That is, more values in the distribution are located in the tail ends than the center compared to the normal distribution:

This tutorial explains how to use the t distribution in Python.

**How to Generate a t Distribution**

You can use the **t.rvs(df, size)** function to generate random values from a t distribution with a specific degrees of freedom and sample size:

from scipy.stats import t #generate random values from t distribution with df=6 and sample size=10 t.rvs(df=6, size=10) array([-3.95799716, -0.01099963, -0.55953846, -1.53420055, -1.41775611, -0.45384974, -0.2767931 , -0.40177789, -0.3602592 , 0.38262431])

The result is an array of 10 values that follow a t distribution with 6 degrees of freedom.

**How to Calculate P-Values Using t Distribution**

We can use the **t.cdf(x, df, loc=0, scale=1) **function to find the p-value associated with some t test statistic.

**Example 1: Find One-Tailed P-Value**

Suppose we perform a one-tailed hypothesis test and end up with a t test statistic of **-1.5** and degrees of freedom = **10**.

We can use the following syntax to calculate the p-value that corresponds to this test statistic:

from scipy.stats import t #calculate p-value t.cdf(x=-1.5, df=10) 0.08225366322272008

The one-tailed p-value that corresponds to a t test statistic of -1.5 with 10 degrees of freedom is **0.0822**.

**Example 2: Find Two-Tailed P-Value**

Suppose we perform a two-tailed hypothesis test and end up with a t test statistic of **2.14** and degrees of freedom = **20**.

We can use the following syntax to calculate the p-value that corresponds to this test statistic:

from scipy.stats import t #calculate p-value (1 - t.cdf(x=2.14, df=20)) * 2 0.04486555082549959

The two-tailed p-value that corresponds to a t test statistic of 2.14 with 20 degrees of freedom is **0.0448**.
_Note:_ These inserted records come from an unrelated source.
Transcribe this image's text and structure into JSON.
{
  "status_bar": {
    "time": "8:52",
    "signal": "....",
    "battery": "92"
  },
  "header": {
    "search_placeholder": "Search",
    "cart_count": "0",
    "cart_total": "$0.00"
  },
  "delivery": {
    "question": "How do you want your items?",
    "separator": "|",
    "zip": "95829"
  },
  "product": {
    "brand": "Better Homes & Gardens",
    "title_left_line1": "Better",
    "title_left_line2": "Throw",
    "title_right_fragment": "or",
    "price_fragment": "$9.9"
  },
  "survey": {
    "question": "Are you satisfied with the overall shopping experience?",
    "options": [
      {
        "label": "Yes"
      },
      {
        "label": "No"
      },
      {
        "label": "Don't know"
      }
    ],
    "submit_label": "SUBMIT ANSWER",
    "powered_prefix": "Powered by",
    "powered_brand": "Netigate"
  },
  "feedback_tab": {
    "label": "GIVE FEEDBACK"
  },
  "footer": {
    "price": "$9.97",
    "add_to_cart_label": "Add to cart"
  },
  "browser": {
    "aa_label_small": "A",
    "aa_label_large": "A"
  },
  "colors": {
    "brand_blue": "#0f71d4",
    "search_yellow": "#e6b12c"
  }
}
**Note**: You can double check these answers by using the Inverse t Distribution Calculator.

**How to Plot a t Distribution**

You can use the following syntax to plot a t distribution with a specific degrees of freedom:

from scipy.stats import t import matplotlib.pyplot as plt #generate t distribution with sample size 10000 x = t.rvs(df=12, size=10000) #create plot of t distribution plt.hist(x, density=True, edgecolor='black', bins=20)

Alternatively, you can create a density curve using the seaborn visualization package:

import seaborn as sns #create density curve sns.kdeplot(x)

**Additional Resources**

The following tutorials offer additional information about the t distribution:

Normal Distribution vs. t-Distribution: What’s the Difference?

Inverse t Distribution Calculator